- 2012, No. 4: Dion Waiters (highly overrated volume shooter)
- 2012, No. 24: Jared Cunningham (immediately traded for Tyler Zeller, who is averaging just over seven minutes per game as a second-year player)
- 2013, No. 1: Anthony Bennett (on pace to become the worst top pick of all time)
- 2013, No. 19: Sergey Karasev (has yet to crack the rotation)
That's a draft history filled with mistakes and underwhelming players.
It's tough to call anyone other than Irving a success. While you could make an argument for either Waiters or Thompson, they were both reaches at the time and haven't lived up to the expectations associated with No. 4 picks.
Not at all.
This would be fine if Cleveland had put together a solid roster, one comprised of great free-agent pickups and players who had been traded for. But that's not exactly the case, and if the team couldn't field a successful roster around LeBron last time, why can it this time?
According to ShamSports.com, the Cavs have $63,415,432 committed for the 2014-15 season, but that's not really the right number. The majority of the roster is working with non-guaranteed contracts, and the Cavs could open up enough money to sign LeBron and another eight-figure free agent.
But where's the motivation for LeBron? As B/R's Josh Martin wrote while making the argument for LeBron returning, "Why would he leave behind a team and an organization for and with whom he's worked so hard to construct the fragile edifice of a potential dynasty?"
Does he want to play alongside Irving, another great free agent and spare parts? He'd be relying on the Cavs management to build a contender around him, something they couldn't do before he departed for Miami.
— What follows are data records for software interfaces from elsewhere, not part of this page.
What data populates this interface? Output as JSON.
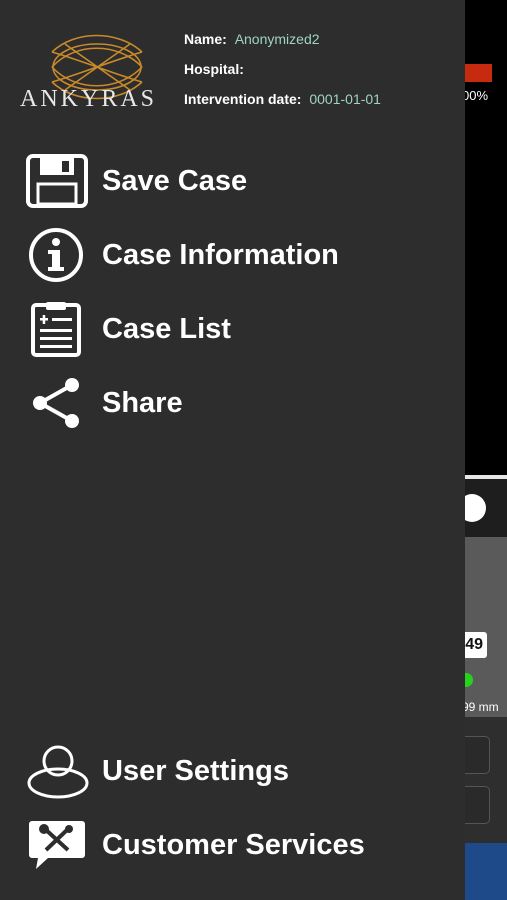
{
  "background": {
    "progress_label": "00%",
    "tag_value": "49",
    "measure_label": "99 mm"
  },
  "case": {
    "name_label": "Name:",
    "name_value": "Anonymized2",
    "hospital_label": "Hospital:",
    "hospital_value": "",
    "date_label": "Intervention date:",
    "date_value": "0001-01-01"
  },
  "brand": "ANKYRAS",
  "menu": {
    "save_case": "Save Case",
    "case_information": "Case Information",
    "case_list": "Case List",
    "share": "Share",
    "user_settings": "User Settings",
    "customer_services": "Customer Services"
  },
  "colors": {
    "drawer_bg": "#2d2d2d",
    "accent_value": "#9fd3c6",
    "logo_gold": "#c98a2a"
  },
  "icons": {
    "save_case": "floppy-disk-icon",
    "case_information": "info-icon",
    "case_list": "clipboard-icon",
    "share": "share-icon",
    "user_settings": "user-icon",
    "customer_services": "tools-chat-icon"
  }
}
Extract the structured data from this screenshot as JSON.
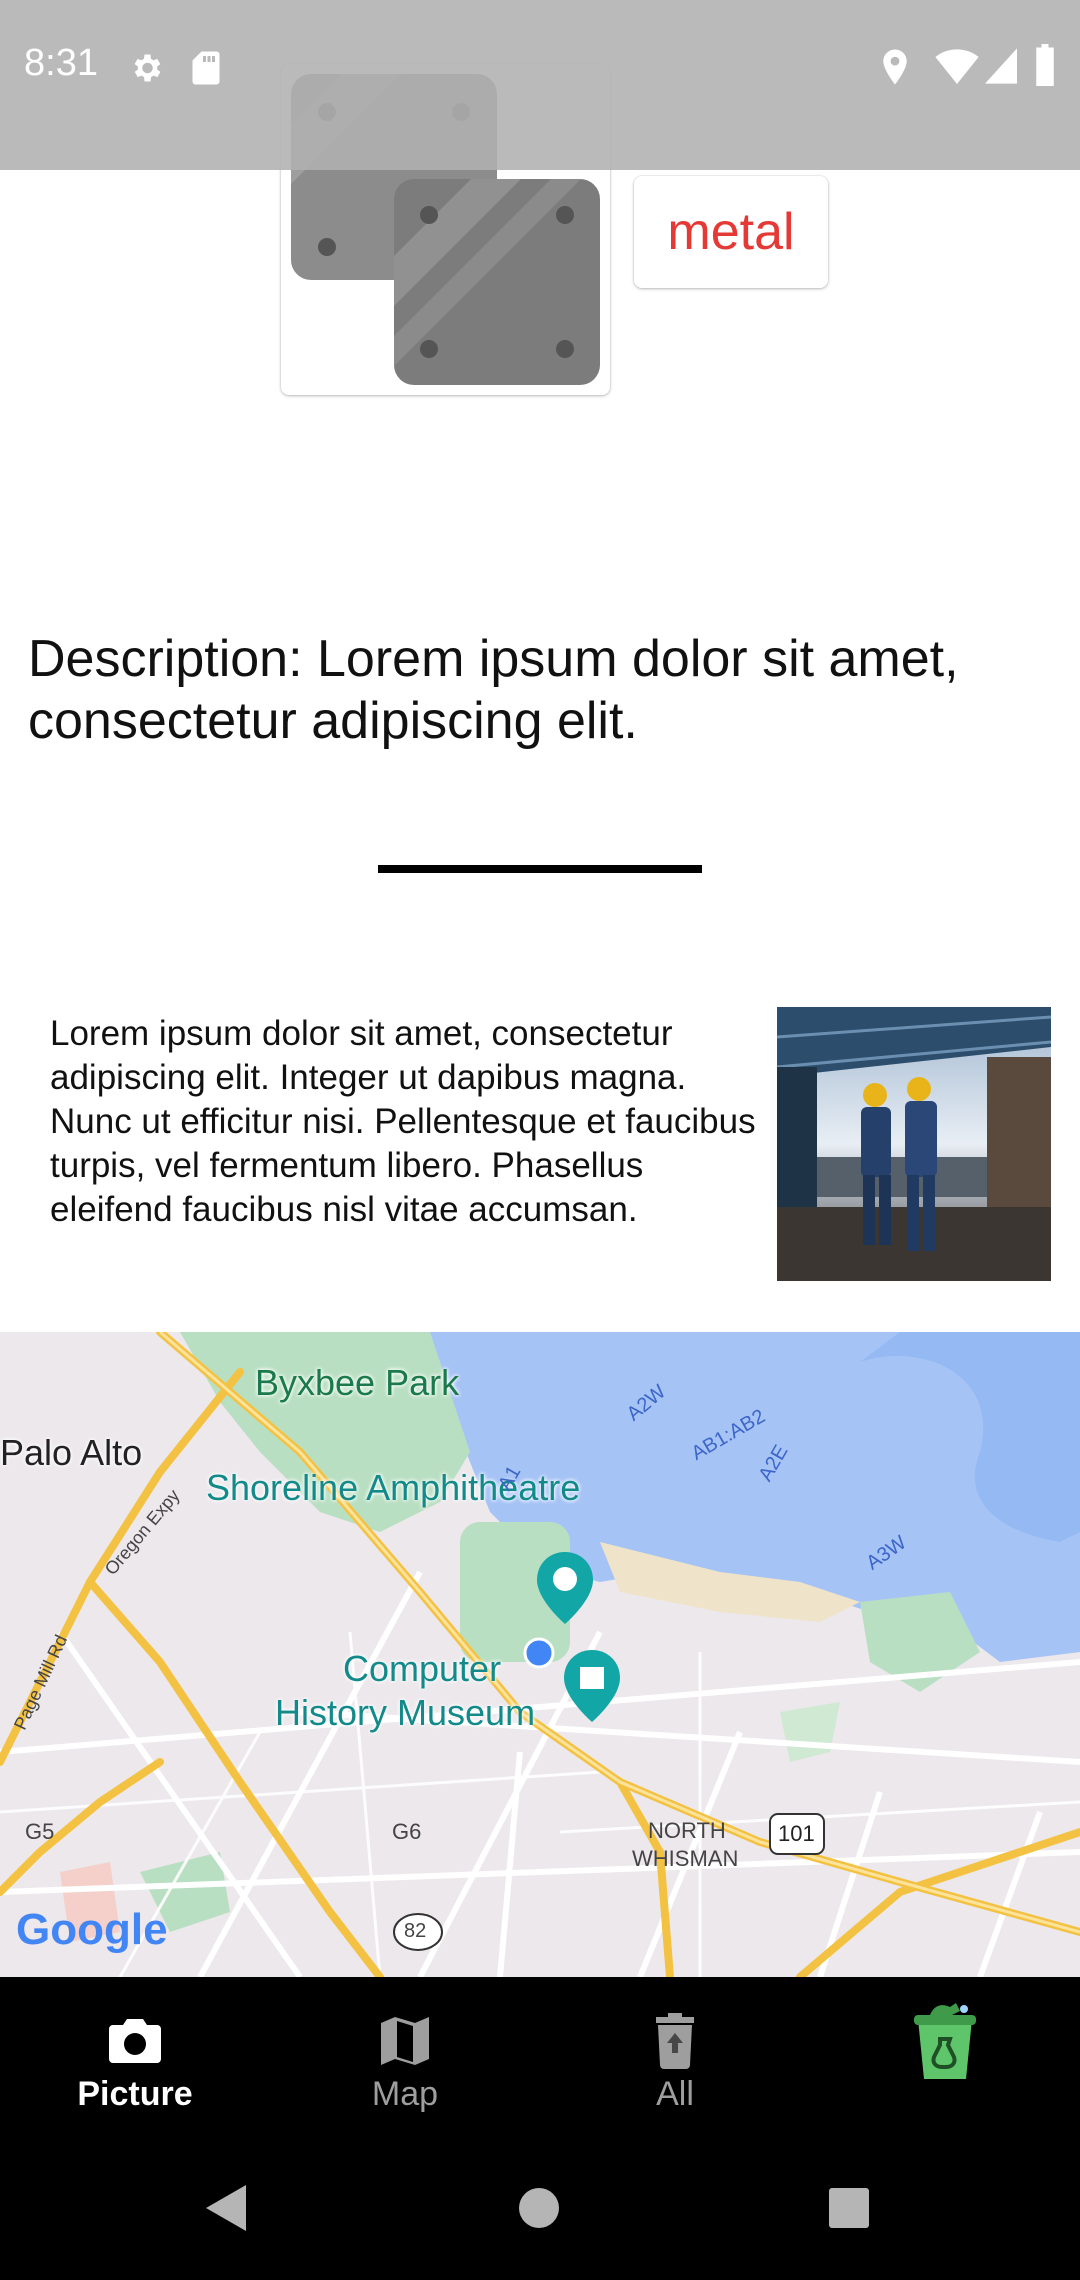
{
  "status_bar": {
    "time": "8:31",
    "left_icons": [
      "settings-icon",
      "sd-card-icon"
    ],
    "right_icons": [
      "location-icon",
      "wifi-icon",
      "signal-icon",
      "battery-icon"
    ]
  },
  "material": {
    "icon": "metal-plates-icon",
    "label": "metal",
    "label_color": "#e53935"
  },
  "description": "Description: Lorem ipsum dolor sit amet, consectetur adipiscing elit.",
  "article": {
    "text": "Lorem ipsum dolor sit amet, consectetur adipiscing elit. Integer ut dapibus magna. Nunc ut efficitur nisi. Pellentesque et faucibus turpis, vel fermentum libero. Phasellus eleifend faucibus nisl vitae accumsan.",
    "photo": "factory-workers-photo"
  },
  "map": {
    "labels": {
      "byxbee": "Byxbee Park",
      "palo_alto": "Palo Alto",
      "shoreline": "Shoreline Amphitheatre",
      "museum_line1": "Computer",
      "museum_line2": "History Museum",
      "north": "NORTH",
      "whisman": "WHISMAN",
      "oregon": "Oregon Expy",
      "page_mill": "Page Mill Rd",
      "g5": "G5",
      "g6": "G6",
      "r82": "82",
      "r101": "101",
      "a1": "A1",
      "a2w": "A2W",
      "ab1ab2": "AB1:AB2",
      "a2e": "A2E",
      "a3w": "A3W"
    },
    "attribution": "Google"
  },
  "bottom_nav": {
    "items": [
      {
        "label": "Picture",
        "icon": "camera-icon",
        "active": true
      },
      {
        "label": "Map",
        "icon": "map-icon",
        "active": false
      },
      {
        "label": "All",
        "icon": "trash-can-icon",
        "active": false
      },
      {
        "label": "",
        "icon": "recycling-bin-icon",
        "active": false
      }
    ]
  },
  "system_nav": [
    "back-icon",
    "home-icon",
    "recents-icon"
  ]
}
On top of that, Irving's stock is falling in NBA circles. He hasn't been able to carry this Cleveland team, something that was expected of him entering the year. Without him looking like an unquestionable franchise player—shooting percentages hovering around 40 percent tend to shake that tag a bit—there's even less motivation for LeBron to break the status quo.
As the saying goes, if it ain't broke, don't fix it.
Things in Miami aren't broken, and there's no guarantee the same can be said in Cleveland. The risk is not worth the reward here, if I may use another cliche.
LeBron may not end up staying with the Heat, but he'll ultimately make his free-agent decision based on which situation offers him the most potential for another championship. There's a lot of uncertainty when dealing with this topic, but one thing is clear.
It won't be Cleveland.